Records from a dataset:
Content starts
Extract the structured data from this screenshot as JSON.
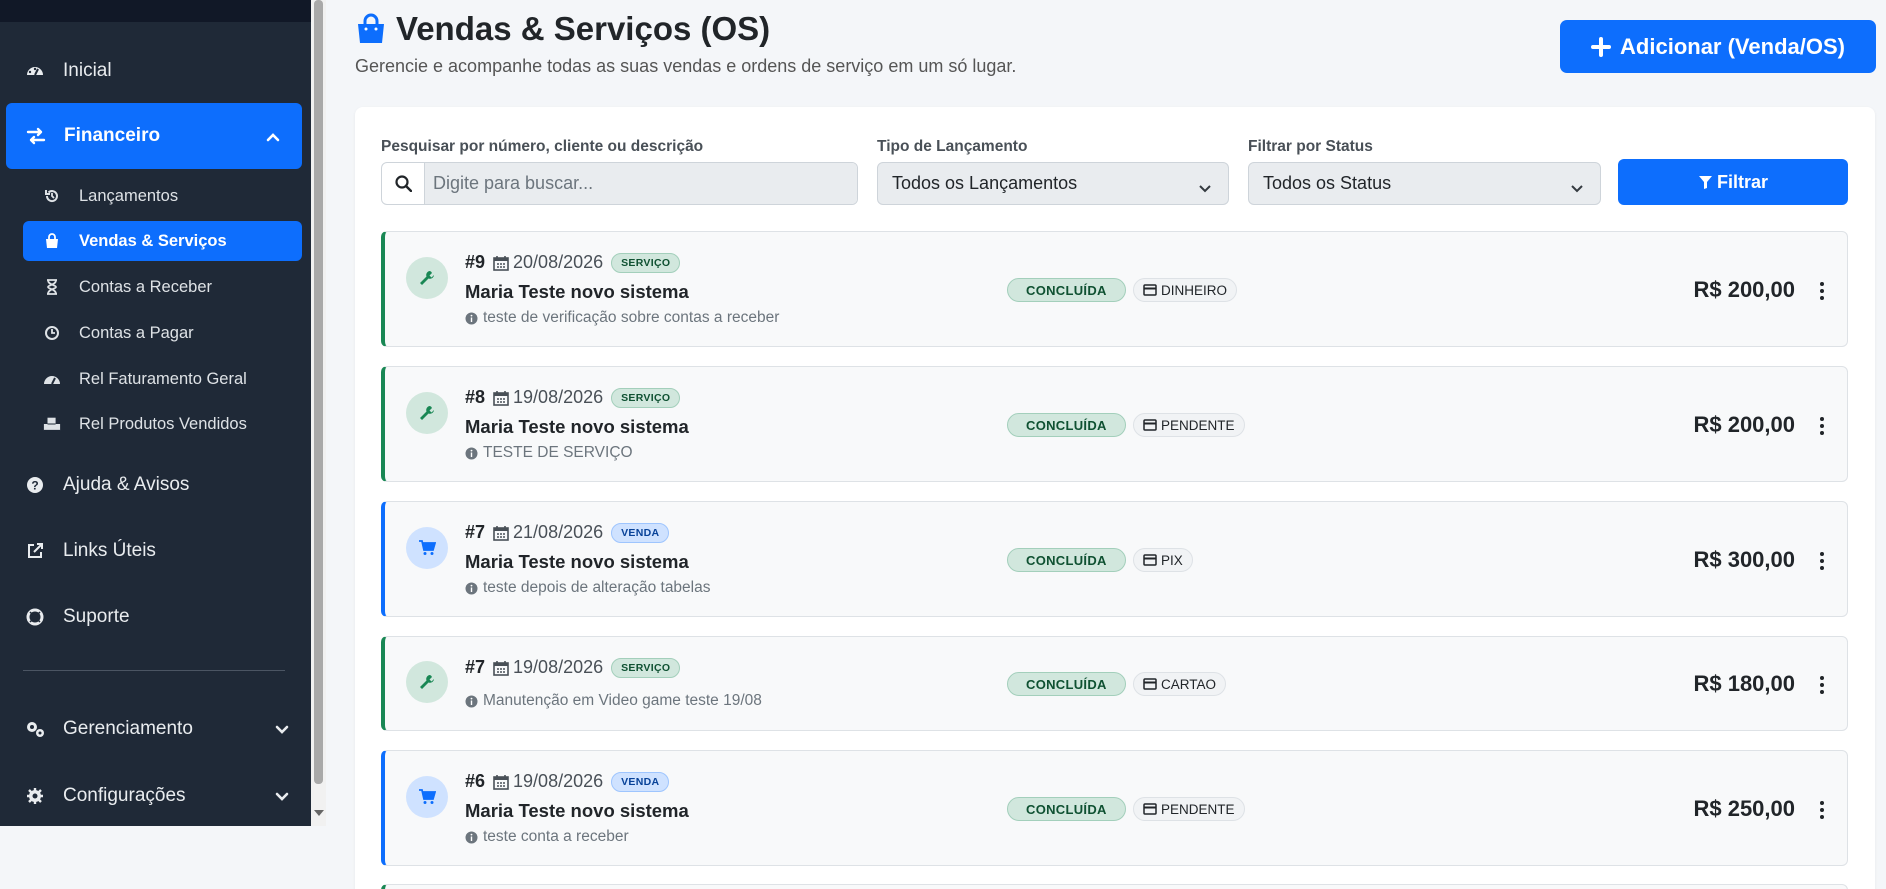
{
  "sidebar": {
    "items": [
      {
        "label": "Inicial",
        "icon": "dashboard-icon"
      },
      {
        "label": "Financeiro",
        "icon": "exchange-icon",
        "active": true
      },
      {
        "label": "Ajuda & Avisos",
        "icon": "question-icon"
      },
      {
        "label": "Links Úteis",
        "icon": "external-link-icon"
      },
      {
        "label": "Suporte",
        "icon": "lifebuoy-icon"
      },
      {
        "label": "Gerenciamento",
        "icon": "gears-icon"
      },
      {
        "label": "Configurações",
        "icon": "gear-icon"
      }
    ],
    "sub_items": [
      {
        "label": "Lançamentos",
        "icon": "history-icon"
      },
      {
        "label": "Vendas & Serviços",
        "icon": "shopping-bag-icon",
        "active": true
      },
      {
        "label": "Contas a Receber",
        "icon": "hourglass-icon"
      },
      {
        "label": "Contas a Pagar",
        "icon": "clock-icon"
      },
      {
        "label": "Rel Faturamento Geral",
        "icon": "gauge-icon"
      },
      {
        "label": "Rel Produtos Vendidos",
        "icon": "boxes-icon"
      }
    ]
  },
  "header": {
    "title": "Vendas & Serviços (OS)",
    "subtitle": "Gerencie e acompanhe todas as suas vendas e ordens de serviço em um só lugar.",
    "add_button": "Adicionar (Venda/OS)"
  },
  "filters": {
    "search_label": "Pesquisar por número, cliente ou descrição",
    "search_placeholder": "Digite para buscar...",
    "type_label": "Tipo de Lançamento",
    "type_value": "Todos os Lançamentos",
    "status_label": "Filtrar por Status",
    "status_value": "Todos os Status",
    "filter_button": "Filtrar"
  },
  "records": [
    {
      "number": "#9",
      "date": "20/08/2026",
      "type": "SERVIÇO",
      "kind": "servico",
      "client": "Maria Teste novo sistema",
      "description": "teste de verificação sobre contas a receber",
      "status": "CONCLUÍDA",
      "payment": "DINHEIRO",
      "amount": "R$ 200,00"
    },
    {
      "number": "#8",
      "date": "19/08/2026",
      "type": "SERVIÇO",
      "kind": "servico",
      "client": "Maria Teste novo sistema",
      "description": "TESTE DE SERVIÇO",
      "status": "CONCLUÍDA",
      "payment": "PENDENTE",
      "amount": "R$ 200,00"
    },
    {
      "number": "#7",
      "date": "21/08/2026",
      "type": "VENDA",
      "kind": "venda",
      "client": "Maria Teste novo sistema",
      "description": "teste depois de alteração tabelas",
      "status": "CONCLUÍDA",
      "payment": "PIX",
      "amount": "R$ 300,00"
    },
    {
      "number": "#7",
      "date": "19/08/2026",
      "type": "SERVIÇO",
      "kind": "servico",
      "client": "",
      "description": "Manutenção em Video game teste 19/08",
      "status": "CONCLUÍDA",
      "payment": "CARTAO",
      "amount": "R$ 180,00"
    },
    {
      "number": "#6",
      "date": "19/08/2026",
      "type": "VENDA",
      "kind": "venda",
      "client": "Maria Teste novo sistema",
      "description": "teste conta a receber",
      "status": "CONCLUÍDA",
      "payment": "PENDENTE",
      "amount": "R$ 250,00"
    }
  ],
  "colors": {
    "primary": "#0d6efd",
    "sidebar": "#1f2937",
    "success": "#198754"
  }
}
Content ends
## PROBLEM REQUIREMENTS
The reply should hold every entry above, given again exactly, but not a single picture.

## ANSWER BOX
Extract the structured data from this screenshot as JSON.
{
  "sidebar": {
    "items": [
      {
        "label": "Inicial",
        "icon": "dashboard-icon"
      },
      {
        "label": "Financeiro",
        "icon": "exchange-icon",
        "active": true
      },
      {
        "label": "Ajuda & Avisos",
        "icon": "question-icon"
      },
      {
        "label": "Links Úteis",
        "icon": "external-link-icon"
      },
      {
        "label": "Suporte",
        "icon": "lifebuoy-icon"
      },
      {
        "label": "Gerenciamento",
        "icon": "gears-icon"
      },
      {
        "label": "Configurações",
        "icon": "gear-icon"
      }
    ],
    "sub_items": [
      {
        "label": "Lançamentos",
        "icon": "history-icon"
      },
      {
        "label": "Vendas & Serviços",
        "icon": "shopping-bag-icon",
        "active": true
      },
      {
        "label": "Contas a Receber",
        "icon": "hourglass-icon"
      },
      {
        "label": "Contas a Pagar",
        "icon": "clock-icon"
      },
      {
        "label": "Rel Faturamento Geral",
        "icon": "gauge-icon"
      },
      {
        "label": "Rel Produtos Vendidos",
        "icon": "boxes-icon"
      }
    ]
  },
  "header": {
    "title": "Vendas & Serviços (OS)",
    "subtitle": "Gerencie e acompanhe todas as suas vendas e ordens de serviço em um só lugar.",
    "add_button": "Adicionar (Venda/OS)"
  },
  "filters": {
    "search_label": "Pesquisar por número, cliente ou descrição",
    "search_placeholder": "Digite para buscar...",
    "type_label": "Tipo de Lançamento",
    "type_value": "Todos os Lançamentos",
    "status_label": "Filtrar por Status",
    "status_value": "Todos os Status",
    "filter_button": "Filtrar"
  },
  "records": [
    {
      "number": "#9",
      "date": "20/08/2026",
      "type": "SERVIÇO",
      "kind": "servico",
      "client": "Maria Teste novo sistema",
      "description": "teste de verificação sobre contas a receber",
      "status": "CONCLUÍDA",
      "payment": "DINHEIRO",
      "amount": "R$ 200,00"
    },
    {
      "number": "#8",
      "date": "19/08/2026",
      "type": "SERVIÇO",
      "kind": "servico",
      "client": "Maria Teste novo sistema",
      "description": "TESTE DE SERVIÇO",
      "status": "CONCLUÍDA",
      "payment": "PENDENTE",
      "amount": "R$ 200,00"
    },
    {
      "number": "#7",
      "date": "21/08/2026",
      "type": "VENDA",
      "kind": "venda",
      "client": "Maria Teste novo sistema",
      "description": "teste depois de alteração tabelas",
      "status": "CONCLUÍDA",
      "payment": "PIX",
      "amount": "R$ 300,00"
    },
    {
      "number": "#7",
      "date": "19/08/2026",
      "type": "SERVIÇO",
      "kind": "servico",
      "client": "",
      "description": "Manutenção em Video game teste 19/08",
      "status": "CONCLUÍDA",
      "payment": "CARTAO",
      "amount": "R$ 180,00"
    },
    {
      "number": "#6",
      "date": "19/08/2026",
      "type": "VENDA",
      "kind": "venda",
      "client": "Maria Teste novo sistema",
      "description": "teste conta a receber",
      "status": "CONCLUÍDA",
      "payment": "PENDENTE",
      "amount": "R$ 250,00"
    }
  ],
  "colors": {
    "primary": "#0d6efd",
    "sidebar": "#1f2937",
    "success": "#198754"
  }
}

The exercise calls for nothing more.